Your answer must be every line of the data that holds the string "JNPR".
- - - - -
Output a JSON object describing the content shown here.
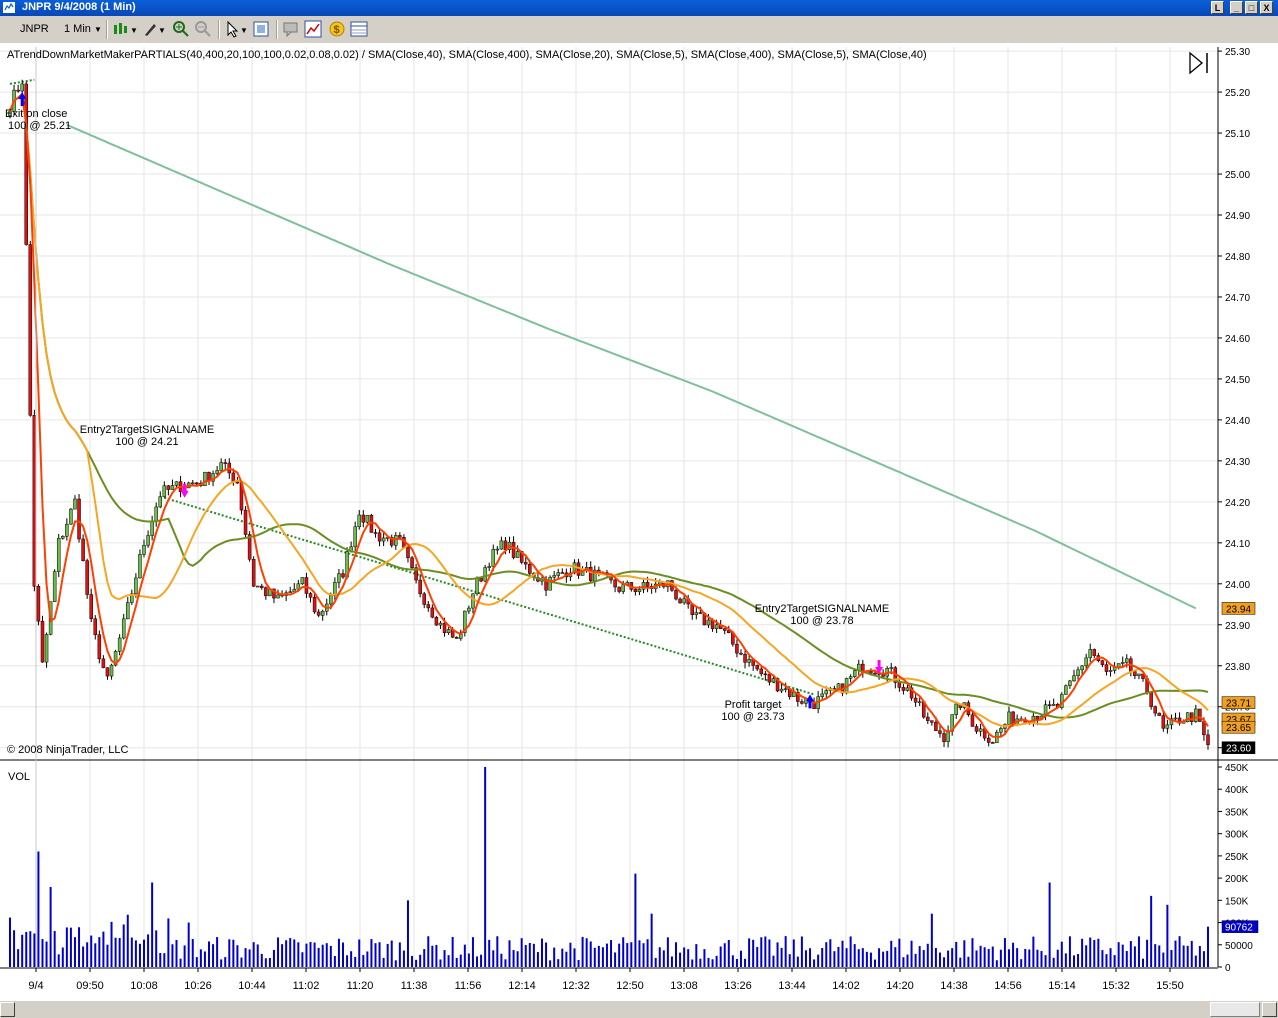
{
  "window": {
    "title": "JNPR  9/4/2008 (1 Min)",
    "buttons": [
      "L",
      "_",
      "□",
      "X"
    ]
  },
  "toolbar": {
    "instrument": "JNPR",
    "interval": "1 Min",
    "icons": [
      "candlestick-icon",
      "draw-tool-icon",
      "zoom-in-icon",
      "zoom-out-icon",
      "pointer-icon",
      "properties-icon",
      "chat-icon",
      "chart-icon",
      "dollar-icon",
      "data-box-icon"
    ]
  },
  "chart": {
    "indicator_header": "ATrendDownMarketMakerPARTIALS(40,400,20,100,100,0.02,0.08,0.02) / SMA(Close,40), SMA(Close,400), SMA(Close,20), SMA(Close,5), SMA(Close,400), SMA(Close,5), SMA(Close,40)",
    "copyright": "© 2008 NinjaTrader, LLC",
    "volume_label": "VOL",
    "price_ticks": [
      "25.30",
      "25.20",
      "25.10",
      "25.00",
      "24.90",
      "24.80",
      "24.70",
      "24.60",
      "24.50",
      "24.40",
      "24.30",
      "24.20",
      "24.10",
      "24.00",
      "23.90",
      "23.80",
      "23.70",
      "23.60"
    ],
    "volume_ticks": [
      "450K",
      "400K",
      "350K",
      "300K",
      "250K",
      "200K",
      "150K",
      "100K",
      "50000",
      "0"
    ],
    "time_ticks": [
      "9/4",
      "09:50",
      "10:08",
      "10:26",
      "10:44",
      "11:02",
      "11:20",
      "11:38",
      "11:56",
      "12:14",
      "12:32",
      "12:50",
      "13:08",
      "13:26",
      "13:44",
      "14:02",
      "14:20",
      "14:38",
      "14:56",
      "15:14",
      "15:32",
      "15:50"
    ],
    "price_flags": [
      {
        "label": "23.94",
        "value": 23.94,
        "color": "#f0a020"
      },
      {
        "label": "23.71",
        "value": 23.71,
        "color": "#f0a020"
      },
      {
        "label": "23.67",
        "value": 23.67,
        "color": "#f0a020"
      },
      {
        "label": "23.65",
        "value": 23.65,
        "color": "#f0a020"
      },
      {
        "label": "23.60",
        "value": 23.6,
        "color": "#000000"
      }
    ],
    "volume_flag": {
      "label": "90762",
      "value": 90762
    },
    "signals": [
      {
        "line1": "Exit on close",
        "line2": "100 @ 25.21",
        "arrow": "up",
        "color": "#0000ff"
      },
      {
        "line1": "Entry2TargetSIGNALNAME",
        "line2": "100 @ 24.21",
        "arrow": "down",
        "color": "#ff00ff"
      },
      {
        "line1": "Profit target",
        "line2": "100 @ 23.73",
        "arrow": "up",
        "color": "#0000ff"
      },
      {
        "line1": "Entry2TargetSIGNALNAME",
        "line2": "100 @ 23.78",
        "arrow": "down",
        "color": "#ff00ff"
      }
    ],
    "colors": {
      "up_candle": "#6abf4b",
      "down_candle": "#e01010",
      "sma5": "#ff4000",
      "sma20": "#f5a623",
      "sma40": "#6b8e23",
      "sma400": "#7fbf9a",
      "stop_dots": "#228b22",
      "volume": "#0000cc"
    }
  },
  "chart_data": {
    "type": "candlestick",
    "symbol": "JNPR",
    "interval": "1 Min",
    "date": "9/4/2008",
    "ylim": [
      23.57,
      25.31
    ],
    "volume_ylim": [
      0,
      450000
    ],
    "anchors": [
      {
        "t": 0,
        "p": 25.17
      },
      {
        "t": 3,
        "p": 25.23
      },
      {
        "t": 6,
        "p": 24.0
      },
      {
        "t": 8,
        "p": 23.8
      },
      {
        "t": 12,
        "p": 24.1
      },
      {
        "t": 16,
        "p": 24.2
      },
      {
        "t": 20,
        "p": 23.9
      },
      {
        "t": 24,
        "p": 23.76
      },
      {
        "t": 28,
        "p": 23.9
      },
      {
        "t": 33,
        "p": 24.1
      },
      {
        "t": 37,
        "p": 24.22
      },
      {
        "t": 42,
        "p": 24.24
      },
      {
        "t": 47,
        "p": 24.25
      },
      {
        "t": 52,
        "p": 24.29
      },
      {
        "t": 56,
        "p": 24.25
      },
      {
        "t": 60,
        "p": 24.0
      },
      {
        "t": 66,
        "p": 23.96
      },
      {
        "t": 72,
        "p": 24.0
      },
      {
        "t": 76,
        "p": 23.92
      },
      {
        "t": 82,
        "p": 24.03
      },
      {
        "t": 86,
        "p": 24.18
      },
      {
        "t": 90,
        "p": 24.12
      },
      {
        "t": 96,
        "p": 24.1
      },
      {
        "t": 100,
        "p": 24.0
      },
      {
        "t": 106,
        "p": 23.9
      },
      {
        "t": 110,
        "p": 23.86
      },
      {
        "t": 114,
        "p": 23.98
      },
      {
        "t": 118,
        "p": 24.06
      },
      {
        "t": 122,
        "p": 24.1
      },
      {
        "t": 126,
        "p": 24.05
      },
      {
        "t": 132,
        "p": 24.0
      },
      {
        "t": 138,
        "p": 24.04
      },
      {
        "t": 144,
        "p": 24.02
      },
      {
        "t": 150,
        "p": 23.99
      },
      {
        "t": 156,
        "p": 23.99
      },
      {
        "t": 162,
        "p": 24.0
      },
      {
        "t": 168,
        "p": 23.92
      },
      {
        "t": 174,
        "p": 23.9
      },
      {
        "t": 180,
        "p": 23.83
      },
      {
        "t": 186,
        "p": 23.77
      },
      {
        "t": 190,
        "p": 23.75
      },
      {
        "t": 194,
        "p": 23.72
      },
      {
        "t": 198,
        "p": 23.71
      },
      {
        "t": 204,
        "p": 23.74
      },
      {
        "t": 210,
        "p": 23.8
      },
      {
        "t": 216,
        "p": 23.79
      },
      {
        "t": 222,
        "p": 23.73
      },
      {
        "t": 226,
        "p": 23.66
      },
      {
        "t": 230,
        "p": 23.63
      },
      {
        "t": 234,
        "p": 23.71
      },
      {
        "t": 238,
        "p": 23.65
      },
      {
        "t": 242,
        "p": 23.62
      },
      {
        "t": 246,
        "p": 23.67
      },
      {
        "t": 252,
        "p": 23.68
      },
      {
        "t": 258,
        "p": 23.7
      },
      {
        "t": 262,
        "p": 23.77
      },
      {
        "t": 266,
        "p": 23.84
      },
      {
        "t": 270,
        "p": 23.78
      },
      {
        "t": 275,
        "p": 23.8
      },
      {
        "t": 280,
        "p": 23.74
      },
      {
        "t": 284,
        "p": 23.64
      },
      {
        "t": 288,
        "p": 23.67
      },
      {
        "t": 292,
        "p": 23.68
      },
      {
        "t": 295,
        "p": 23.6
      }
    ],
    "volume_spikes": [
      {
        "t": 7,
        "v": 260000
      },
      {
        "t": 10,
        "v": 180000
      },
      {
        "t": 35,
        "v": 190000
      },
      {
        "t": 44,
        "v": 100000
      },
      {
        "t": 98,
        "v": 150000
      },
      {
        "t": 117,
        "v": 450000
      },
      {
        "t": 154,
        "v": 210000
      },
      {
        "t": 158,
        "v": 120000
      },
      {
        "t": 227,
        "v": 120000
      },
      {
        "t": 256,
        "v": 190000
      },
      {
        "t": 281,
        "v": 160000
      },
      {
        "t": 285,
        "v": 140000
      }
    ],
    "series": [
      {
        "name": "SMA(Close,5)"
      },
      {
        "name": "SMA(Close,20)"
      },
      {
        "name": "SMA(Close,40)"
      },
      {
        "name": "SMA(Close,400)",
        "values": [
          25.12,
          24.95,
          24.78,
          24.62,
          24.47,
          24.3,
          24.13,
          23.94
        ]
      }
    ],
    "xlabel": "",
    "ylabel": ""
  }
}
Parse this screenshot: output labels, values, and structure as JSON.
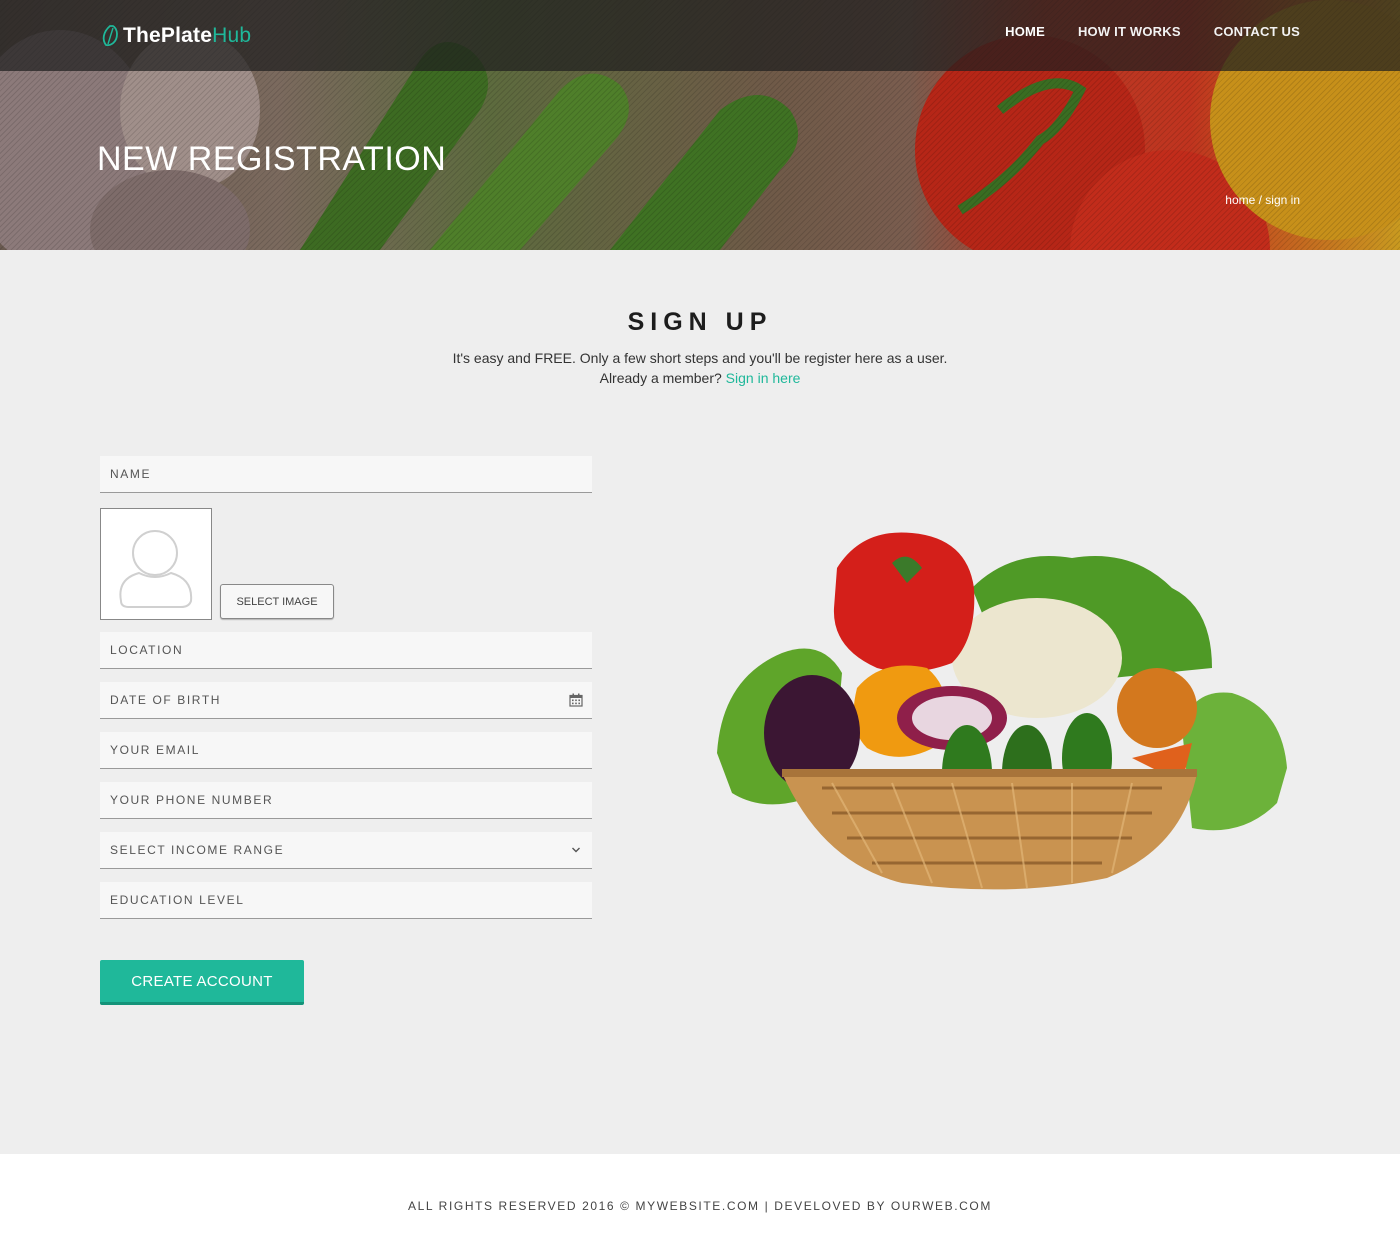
{
  "brand": {
    "name_part1": "ThePlate",
    "name_part2": "Hub",
    "accent_color": "#1fb89a"
  },
  "nav": {
    "items": [
      {
        "label": "HOME"
      },
      {
        "label": "HOW IT WORKS"
      },
      {
        "label": "CONTACT US"
      }
    ]
  },
  "hero": {
    "title": "NEW REGISTRATION",
    "breadcrumb": "home / sign in"
  },
  "signup": {
    "title": "SIGN UP",
    "line1": "It's easy and FREE. Only a few short steps and you'll be register here as a user.",
    "line2_prefix": "Already a member?",
    "signin_link": "Sign in here"
  },
  "form": {
    "name_placeholder": "NAME",
    "select_image_label": "SELECT IMAGE",
    "location_placeholder": "LOCATION",
    "dob_placeholder": "DATE OF BIRTH",
    "email_placeholder": "YOUR EMAIL",
    "phone_placeholder": "YOUR PHONE NUMBER",
    "income_selected": "SELECT INCOME RANGE",
    "education_placeholder": "EDUCATION LEVEL",
    "submit_label": "CREATE ACCOUNT",
    "icons": {
      "dob": "calendar-icon",
      "income": "chevron-down-icon",
      "avatar": "user-placeholder-icon"
    }
  },
  "footer": {
    "text": "ALL RIGHTS RESERVED 2016 © MYWEBSITE.COM | DEVELOVED BY OURWEB.COM"
  }
}
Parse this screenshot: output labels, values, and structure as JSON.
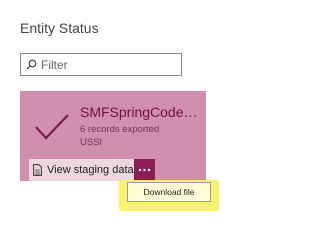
{
  "panel": {
    "title": "Entity Status"
  },
  "filter": {
    "placeholder": "Filter",
    "value": "",
    "icon": "search-icon"
  },
  "entity_tile": {
    "name": "SMFSpringCodesE...",
    "subtitle": "6 records exported",
    "code": "USSI",
    "status_icon": "checkmark-icon",
    "color": "#d18fae",
    "accent": "#8c1d52"
  },
  "actions": {
    "view_staging_label": "View staging data",
    "view_staging_icon": "document-icon",
    "more_icon": "ellipsis-icon",
    "more_label": "···"
  },
  "tooltip": {
    "label": "Download file",
    "highlight": "#f7f46b"
  }
}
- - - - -
→ Response to this task:
    "title": "JNPR  9/4/2008 (1 Min)",
    "instrument": "JNPR",
    "symbol": "JNPR",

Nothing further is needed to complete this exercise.